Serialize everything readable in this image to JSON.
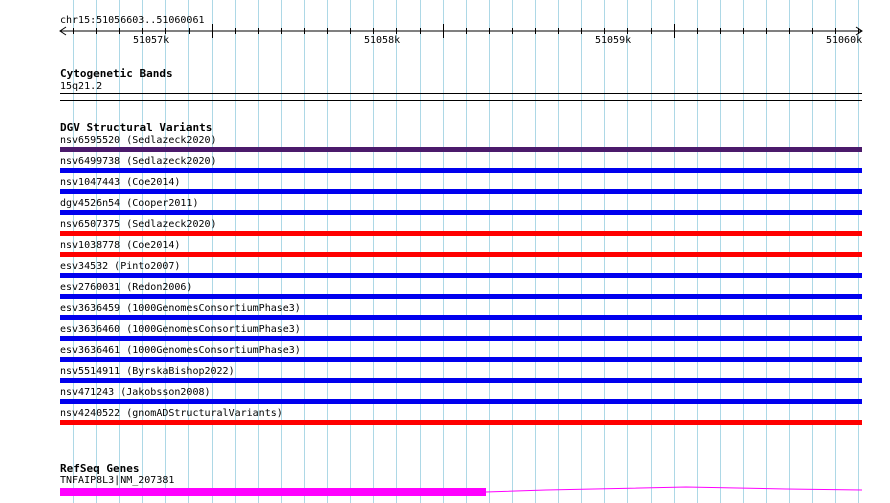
{
  "ruler": {
    "location": "chr15:51056603..51060061",
    "ticks": [
      "51057k",
      "51058k",
      "51059k",
      "51060k"
    ]
  },
  "tracks": {
    "cytoband": {
      "title": "Cytogenetic Bands",
      "band": "15q21.2"
    },
    "dgv": {
      "title": "DGV Structural Variants",
      "variants": [
        {
          "label": "nsv6595520 (Sedlazeck2020)",
          "color": "#4b1a6b"
        },
        {
          "label": "nsv6499738 (Sedlazeck2020)",
          "color": "#0000ee"
        },
        {
          "label": "nsv1047443 (Coe2014)",
          "color": "#0000ee"
        },
        {
          "label": "dgv4526n54 (Cooper2011)",
          "color": "#0000ee"
        },
        {
          "label": "nsv6507375 (Sedlazeck2020)",
          "color": "#ff0000"
        },
        {
          "label": "nsv1038778 (Coe2014)",
          "color": "#ff0000"
        },
        {
          "label": "esv34532 (Pinto2007)",
          "color": "#0000ee"
        },
        {
          "label": "esv2760031 (Redon2006)",
          "color": "#0000ee"
        },
        {
          "label": "esv3636459 (1000GenomesConsortiumPhase3)",
          "color": "#0000ee"
        },
        {
          "label": "esv3636460 (1000GenomesConsortiumPhase3)",
          "color": "#0000ee"
        },
        {
          "label": "esv3636461 (1000GenomesConsortiumPhase3)",
          "color": "#0000ee"
        },
        {
          "label": "nsv5514911 (ByrskaBishop2022)",
          "color": "#0000ee"
        },
        {
          "label": "nsv471243 (Jakobsson2008)",
          "color": "#0000ee"
        },
        {
          "label": "nsv4240522 (gnomADStructuralVariants)",
          "color": "#ff0000"
        }
      ]
    },
    "refseq": {
      "title": "RefSeq Genes",
      "gene": "TNFAIP8L3|NM_207381",
      "exon_color": "#ff00ff",
      "intron_color": "#ff00ff"
    }
  },
  "colors": {
    "gridline": "#add8e6"
  }
}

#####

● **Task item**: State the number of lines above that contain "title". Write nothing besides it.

● **Finished task**: 3